ON THE MOVE

Summa Health names

medical officer for quality

Summa Health has named Dr. Brad Martin as its chief medical officer for quality. Martin, who also serves as vice president of medical affairs, will be responsible for leading and coordinating all hospital quality initiatives.

He has been with Summa for more than 30 years, serving in a variety of leadership positions — most recently as chair of the department of medicine since 2013.

SOCIAL MEDIA

Facebook and Instagram

suffer widespread outage

Facebook on Wednesday was working to resolve an outage that also affected its Messenger and Instagram platforms.

According to downdetector.com, which monitors websites, the outages started around noon Eastern Daylight Time on Wednesday in parts of the United States, including the East and West Coast, parts of Europe and elsewhere. Both Facebook's desktop site and app were affected. Some users saw a message that said Facebook was down for "required maintenance."

Facebook did not say what was causing the outages.

PHARMACEUTICALS

OxyContin maker looks

at options amid lawsuits

The company that has made billions selling the prescription painkiller OxyContin said Wednesday that it is considering legal options including bankruptcy, a move that could upend hundreds of lawsuits claiming it had a major role in causing the U.S. opioid drug crisis.

"As the company has stated, it is exploring and preparing for any number of eventualities and options, given the amount of litigation the company currently faces," Purdue Pharma spokesman Robert Josephson said in an email to the Associated Press. "A decision has not been made to file for bankruptcy, nor is there a timetable."

Such a move has been seen as a strong possibility as the privately held company hired an executive and consultants that specialize in helping companies restructure in the past year.

STREAMING TV

DirectTV Now subscribers

to pay more, lose channels

AT&T is raising prices for its DirecTV Now streaming TV service, while removing some networks from the cable-like television package.

The changes come just weeks after a U.S. appeals court upheld the company's Time Warner takeover. The Justice Department fought it, arguing it would lead to higher prices.

DirecTV Now used to start at $40 a month.

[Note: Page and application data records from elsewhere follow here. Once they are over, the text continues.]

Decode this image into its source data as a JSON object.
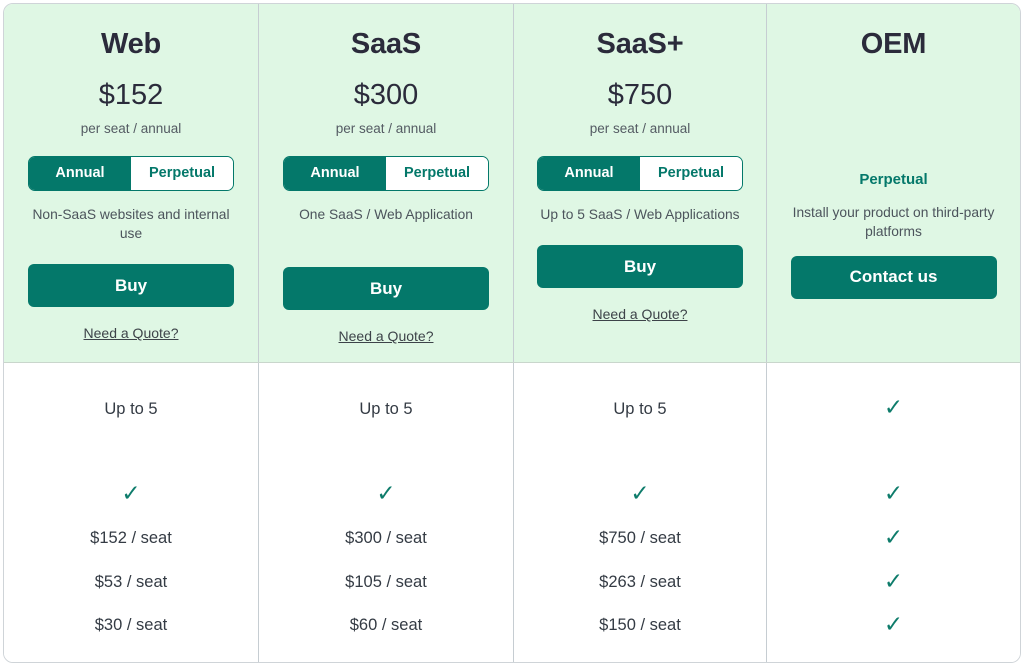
{
  "accent": {
    "teal": "#04786a",
    "header_bg": "#dff7e4",
    "check_green": "#0e7c6b",
    "text_dark": "#2b2b3b",
    "text_muted": "#4c545c"
  },
  "plans": [
    {
      "title": "Web",
      "price": "$152",
      "period": "per seat / annual",
      "toggle": {
        "active": "Annual",
        "inactive": "Perpetual"
      },
      "description": "Non-SaaS websites and internal use",
      "cta": "Buy",
      "quote_link": "Need a Quote?"
    },
    {
      "title": "SaaS",
      "price": "$300",
      "period": "per seat / annual",
      "toggle": {
        "active": "Annual",
        "inactive": "Perpetual"
      },
      "description": "One SaaS / Web Application",
      "cta": "Buy",
      "quote_link": "Need a Quote?"
    },
    {
      "title": "SaaS+",
      "price": "$750",
      "period": "per seat / annual",
      "toggle": {
        "active": "Annual",
        "inactive": "Perpetual"
      },
      "description": "Up to 5 SaaS / Web Applications",
      "cta": "Buy",
      "quote_link": "Need a Quote?"
    },
    {
      "title": "OEM",
      "term_label": "Perpetual",
      "description": "Install your product on third-party platforms",
      "cta": "Contact us"
    }
  ],
  "feature_table": {
    "columns": [
      "Web",
      "SaaS",
      "SaaS+",
      "OEM"
    ],
    "cells": {
      "web": [
        "Up to 5",
        "check",
        "$152 / seat",
        "$53 / seat",
        "$30 / seat"
      ],
      "saas": [
        "Up to 5",
        "check",
        "$300 / seat",
        "$105 / seat",
        "$60 / seat"
      ],
      "saasplus": [
        "Up to 5",
        "check",
        "$750 / seat",
        "$263 / seat",
        "$150 / seat"
      ],
      "oem": [
        "check",
        "check",
        "check",
        "check",
        "check"
      ]
    }
  },
  "icons": {
    "check": "✓"
  }
}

The cheapest for new customers will now be $50. Packages will now include the AT&T-owned HBO, but the service is dropping some popular lifestyle and entertainment networks not owned by AT&T, including HGTV, Discovery, Food Network and MTV. Hulu's Live TV service and Netflix have also raised prices recently.